What Parents Need to Know About Asthma in Babies, According to Experts

While bringing a new life into the world is certainly exciting, pacing anxiously wondering why your baby is wheezing and coughing definitely is not — especially if it's your first go at this whole parenting thing.

Although asthma in infants is nothing to mess around with, it's very easy for parents to manage it once they learn the ropes. In an effort to shed a little more light on asthma in babies — and saving Mom and Dad from completely losing it — we asked the experts exactly what to look for if you suspect your infant has asthma.

Scroll through to see what the symptoms are, what to do if your child has it, and what to expect down the road.

What are the symptoms of asthma in babies?
Flickr user Jason Percival

What are the symptoms of asthma in babies?

Unlike older children, infants can't quite verbalize their symptoms just yet — and that means parents should look for nonverbal signs like:

  • Coughing
  • Wheezing
  • Grunting noises
  • Flared nostrils
  • Increased rate of breathing
  • Using the muscles near their necks to breathe
  • Lethargy
  • Lips turning blue

"If asthma becomes severe, babies will often recruit other muscles of their chest wall to help their lungs breathe better, which is known as retractions," explained Kanwaljit Brar, MD, an assistant professor of pediatrics at National Jewish Health. "This can include movements of the muscles above and within the ribs or movements of the clavicle."

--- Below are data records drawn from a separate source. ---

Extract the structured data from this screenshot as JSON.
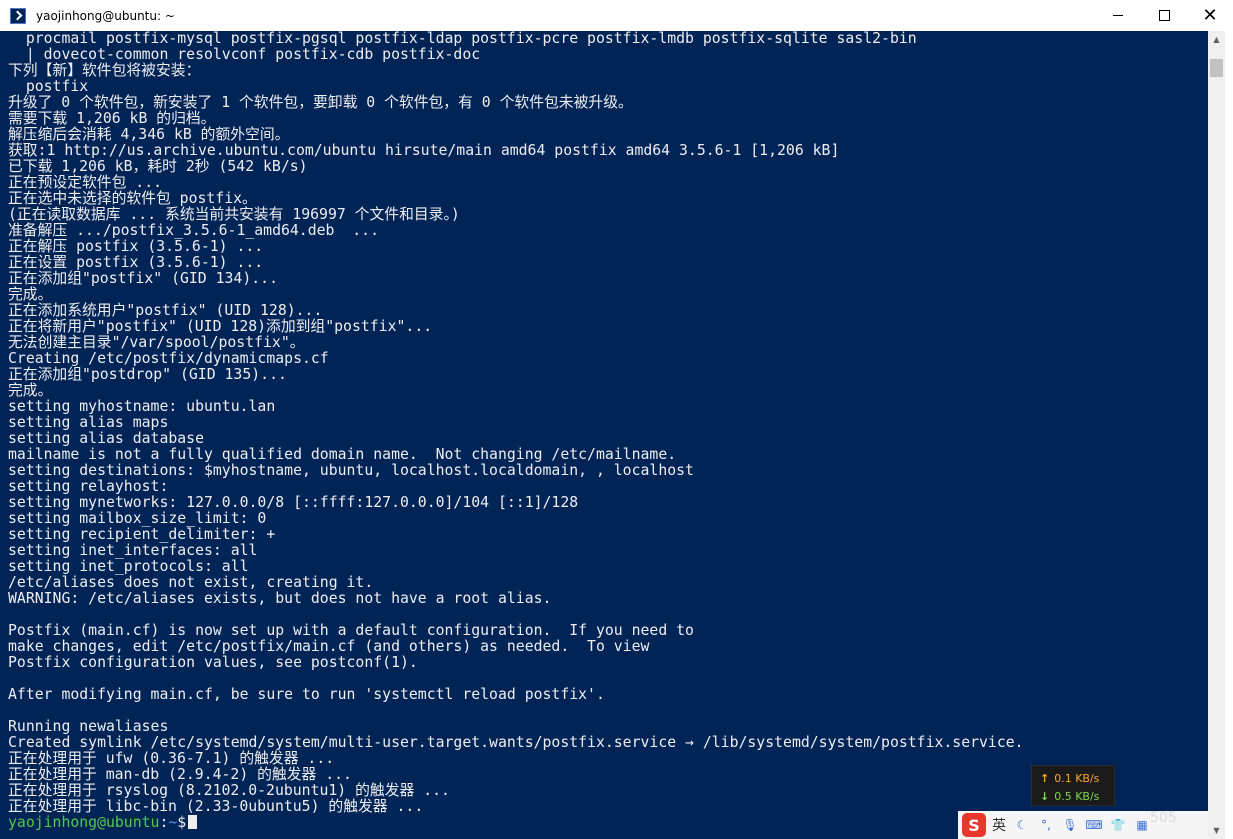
{
  "window": {
    "title": "yaojinhong@ubuntu: ~",
    "controls": {
      "minimize": "",
      "maximize": "",
      "close": "✕"
    }
  },
  "terminal": {
    "lines": [
      "  procmail postfix-mysql postfix-pgsql postfix-ldap postfix-pcre postfix-lmdb postfix-sqlite sasl2-bin",
      "  | dovecot-common resolvconf postfix-cdb postfix-doc",
      "下列【新】软件包将被安装：",
      "  postfix",
      "升级了 0 个软件包，新安装了 1 个软件包，要卸载 0 个软件包，有 0 个软件包未被升级。",
      "需要下载 1,206 kB 的归档。",
      "解压缩后会消耗 4,346 kB 的额外空间。",
      "获取:1 http://us.archive.ubuntu.com/ubuntu hirsute/main amd64 postfix amd64 3.5.6-1 [1,206 kB]",
      "已下载 1,206 kB，耗时 2秒 (542 kB/s)",
      "正在预设定软件包 ...",
      "正在选中未选择的软件包 postfix。",
      "(正在读取数据库 ... 系统当前共安装有 196997 个文件和目录。)",
      "准备解压 .../postfix_3.5.6-1_amd64.deb  ...",
      "正在解压 postfix (3.5.6-1) ...",
      "正在设置 postfix (3.5.6-1) ...",
      "正在添加组\"postfix\" (GID 134)...",
      "完成。",
      "正在添加系统用户\"postfix\" (UID 128)...",
      "正在将新用户\"postfix\" (UID 128)添加到组\"postfix\"...",
      "无法创建主目录\"/var/spool/postfix\"。",
      "Creating /etc/postfix/dynamicmaps.cf",
      "正在添加组\"postdrop\" (GID 135)...",
      "完成。",
      "setting myhostname: ubuntu.lan",
      "setting alias maps",
      "setting alias database",
      "mailname is not a fully qualified domain name.  Not changing /etc/mailname.",
      "setting destinations: $myhostname, ubuntu, localhost.localdomain, , localhost",
      "setting relayhost:",
      "setting mynetworks: 127.0.0.0/8 [::ffff:127.0.0.0]/104 [::1]/128",
      "setting mailbox_size_limit: 0",
      "setting recipient_delimiter: +",
      "setting inet_interfaces: all",
      "setting inet_protocols: all",
      "/etc/aliases does not exist, creating it.",
      "WARNING: /etc/aliases exists, but does not have a root alias.",
      "",
      "Postfix (main.cf) is now set up with a default configuration.  If you need to",
      "make changes, edit /etc/postfix/main.cf (and others) as needed.  To view",
      "Postfix configuration values, see postconf(1).",
      "",
      "After modifying main.cf, be sure to run 'systemctl reload postfix'.",
      "",
      "Running newaliases",
      "Created symlink /etc/systemd/system/multi-user.target.wants/postfix.service → /lib/systemd/system/postfix.service.",
      "正在处理用于 ufw (0.36-7.1) 的触发器 ...",
      "正在处理用于 man-db (2.9.4-2) 的触发器 ...",
      "正在处理用于 rsyslog (8.2102.0-2ubuntu1) 的触发器 ...",
      "正在处理用于 libc-bin (2.33-0ubuntu5) 的触发器 ..."
    ],
    "prompt": {
      "user_host": "yaojinhong@ubuntu",
      "separator": ":",
      "path": "~",
      "symbol": "$"
    },
    "colors": {
      "background": "#012456",
      "text": "#eeedf0",
      "prompt_user": "#4ec94e",
      "prompt_path": "#5b8cf0"
    }
  },
  "net_speed": {
    "upload": "0.1 KB/s",
    "download": "0.5 KB/s",
    "upload_arrow": "↑",
    "download_arrow": "↓"
  },
  "ime": {
    "logo": "S",
    "language": "英",
    "icons": [
      "moon-icon",
      "comma-icon",
      "mic-icon",
      "keyboard-icon",
      "shirt-icon",
      "grid-icon"
    ]
  },
  "watermark": "505"
}
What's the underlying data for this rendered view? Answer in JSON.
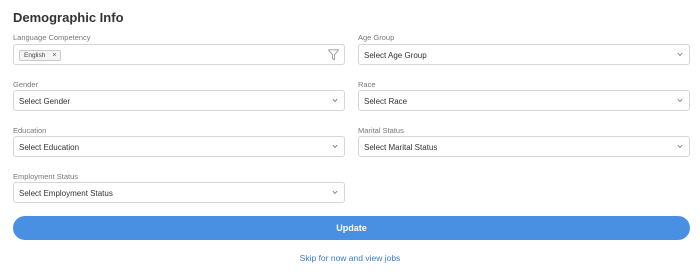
{
  "section_title": "Demographic Info",
  "fields": {
    "language": {
      "label": "Language Competency",
      "chip": "English",
      "chip_remove": "×"
    },
    "age_group": {
      "label": "Age Group",
      "value": "Select Age Group"
    },
    "gender": {
      "label": "Gender",
      "value": "Select Gender"
    },
    "race": {
      "label": "Race",
      "value": "Select Race"
    },
    "education": {
      "label": "Education",
      "value": "Select Education"
    },
    "marital_status": {
      "label": "Marital Status",
      "value": "Select Marital Status"
    },
    "employment_status": {
      "label": "Employment Status",
      "value": "Select Employment Status"
    }
  },
  "actions": {
    "update_label": "Update",
    "skip_label": "Skip for now and view jobs"
  },
  "colors": {
    "accent": "#4a90e2",
    "link": "#3a7cc8",
    "border": "#d6d6d6"
  },
  "icons": {
    "dropdown": "chevron-down-icon",
    "filter": "filter-icon",
    "remove": "close-icon"
  }
}
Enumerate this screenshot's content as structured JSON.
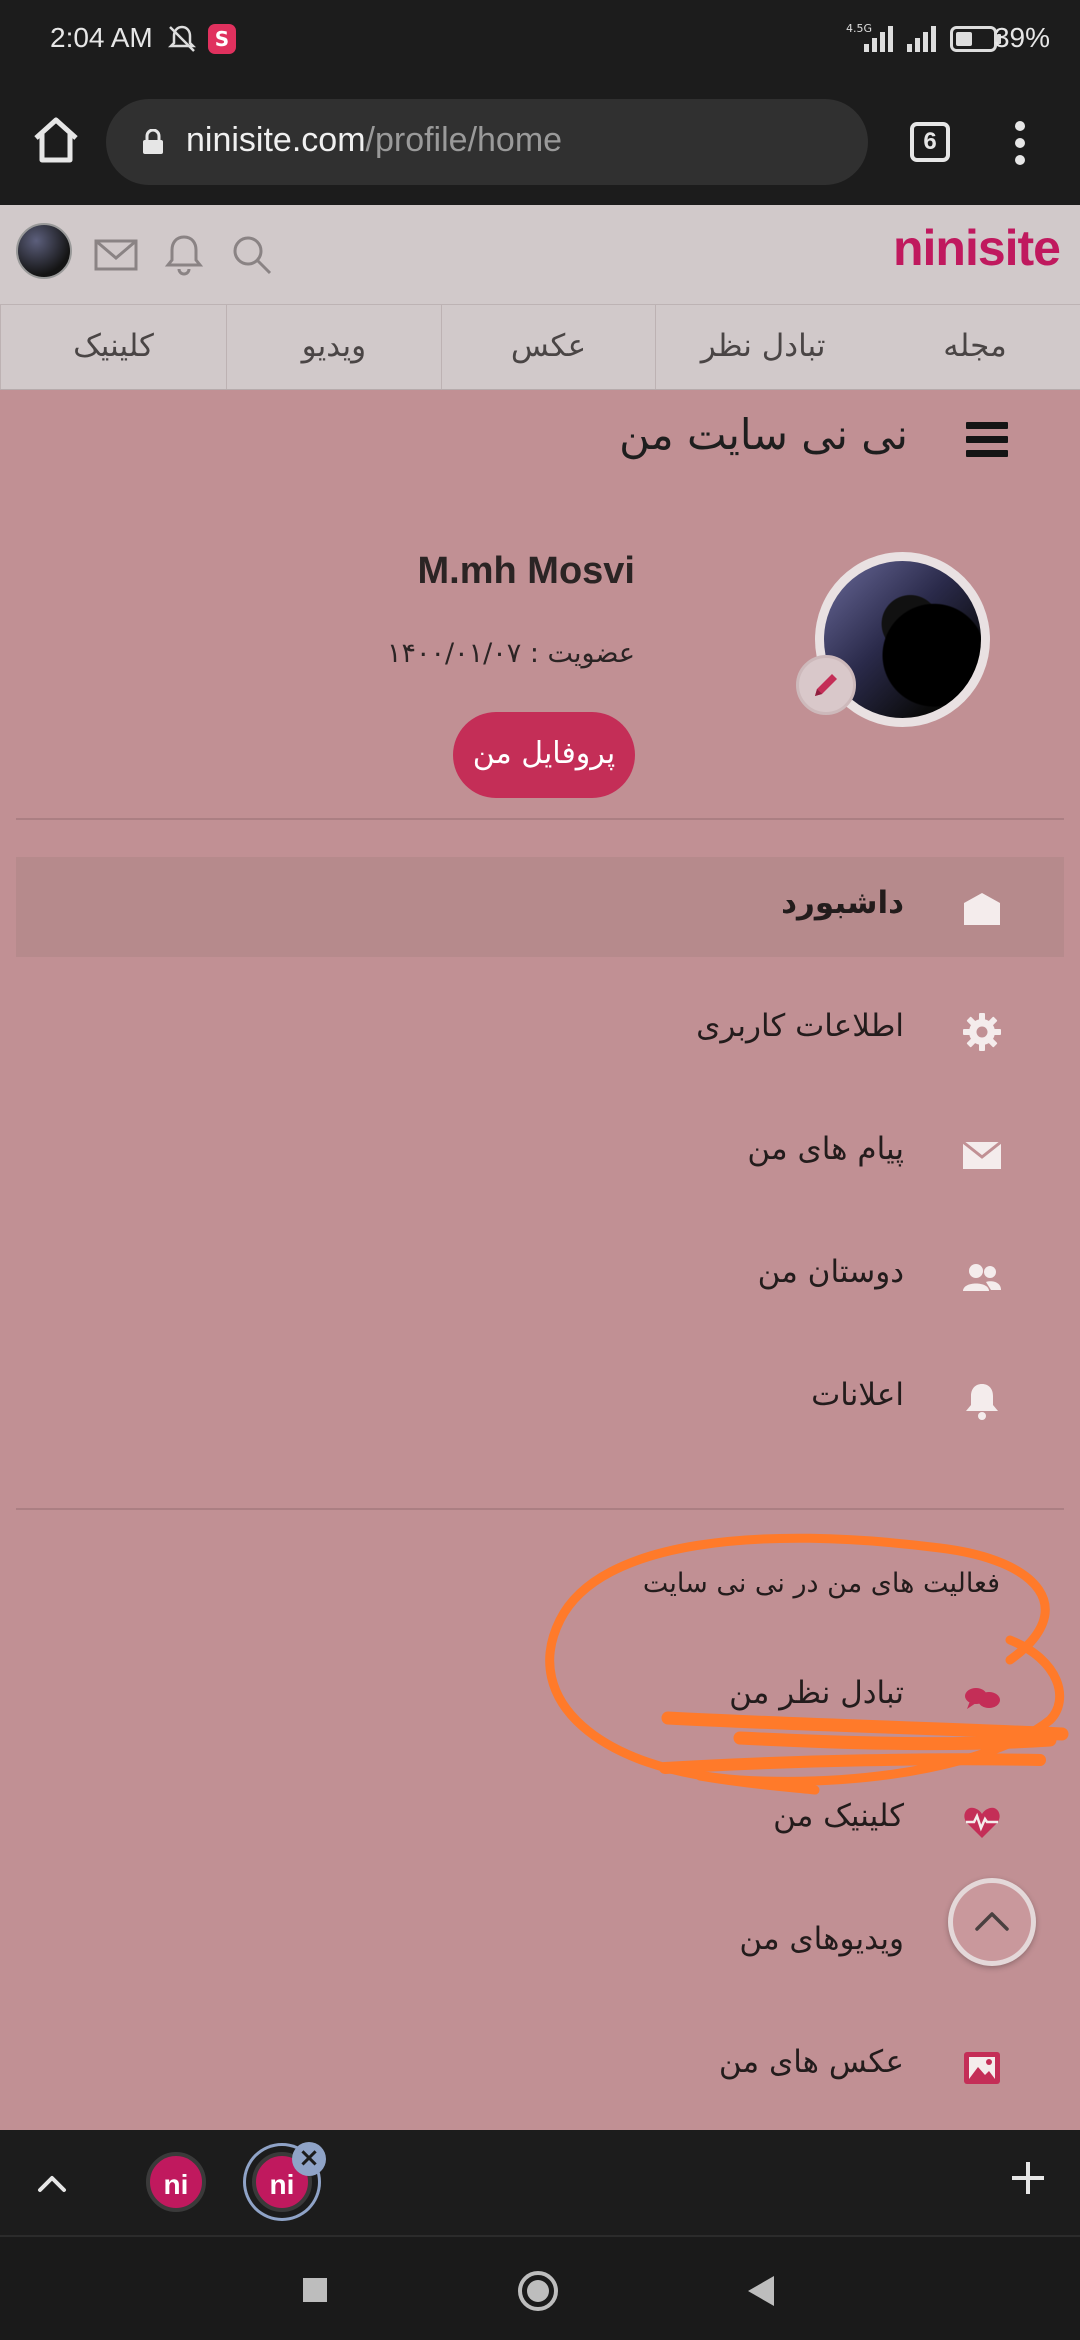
{
  "status_bar": {
    "time": "2:04 AM",
    "network_label": "4.5G",
    "battery_percent": "39%"
  },
  "browser": {
    "url_host": "ninisite.com",
    "url_path": "/profile/home",
    "tab_count": "6"
  },
  "site": {
    "logo": "ninisite",
    "nav": [
      "مجله",
      "تبادل نظر",
      "عکس",
      "ویدیو",
      "کلینیک"
    ]
  },
  "profile": {
    "site_title": "نی نی سایت من",
    "name": "M.mh Mosvi",
    "member_since": "عضویت : ۱۴۰۰/۰۱/۰۷",
    "profile_button": "پروفایل من"
  },
  "menu": [
    {
      "label": "داشبورد",
      "icon": "home-icon",
      "active": true
    },
    {
      "label": "اطلاعات کاربری",
      "icon": "gear-icon",
      "active": false
    },
    {
      "label": "پیام های من",
      "icon": "envelope-icon",
      "active": false
    },
    {
      "label": "دوستان من",
      "icon": "friends-icon",
      "active": false
    },
    {
      "label": "اعلانات",
      "icon": "bell-icon",
      "active": false
    }
  ],
  "activities": {
    "title": "فعالیت های من در نی نی سایت",
    "items": [
      {
        "label": "تبادل نظر من",
        "icon": "chat-bubbles-icon"
      },
      {
        "label": "کلینیک من",
        "icon": "heart-pulse-icon"
      },
      {
        "label": "ویدیوهای من",
        "icon": "video-icon"
      },
      {
        "label": "عکس های من",
        "icon": "image-icon"
      }
    ]
  },
  "tab_strip": {
    "tab_label": "ni"
  },
  "colors": {
    "brand": "#c0195e",
    "page_bg": "#c19094",
    "button": "#c42e57",
    "annotation": "#ff7a2a"
  }
}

How do you treat asthma in babies?
Flickr user Kourtlyn Lott

How do you treat asthma in babies?

"If they have flared nostrils or are using their muscles near the neck to breathe, seem lethargic, or their lips are turning blue, they should go to the hospital, as these are dangerous signs the baby may stop breathing," said Dr. Purvi Parikh, an allergist and immunologist with the Allergy & Asthma Network.

Dr. Brar agrees, adding that if the symptoms are severe, parents should take their babies to the doctor ASAP. "If mild asthma due to a frequent cough is suspected, they should see their pediatrician or a specialist," she said. "For any signs of severe asthma, they should seek immediate medical attention."

Once you're at your child's appointment, a doctor will go over baby's symptoms and will potentially prescribe medication that's given by a nebulizer or with an inhaler using a spacer with a mask.

What are the effects of asthma in babies?
Flickr user Dennis Skley

What are the effects of asthma in babies?

Although some cases of asthma are more severe than others, asthma is fairly easy to live with if managed correctly. "Be sure you identify all the triggers with your doctor and come up with a controller medication plan and an asthma action plan in case of emergencies," advised Dr. Parikh. "Make sure all parties responsible for caring for your child are aware of the medications, triggers (like allergens), and plans in case your baby has an asthma attack."

And while hearing your bundle of joy wheeze is certainly frightening for any parent, there's a silver lining for some kids. "Asthma can be outgrown, though this is less likely in kids who are highly allergic and have eczema," said Dr. Brar. "To determine if your child's asthma is allergic in nature, we recommend you see an allergist for skin prick testing."

Dr. Parikh added that some people might have a better chance of outgrowing it than others: "Boys are more likely [to outgrow asthma] than girls — but anyone can."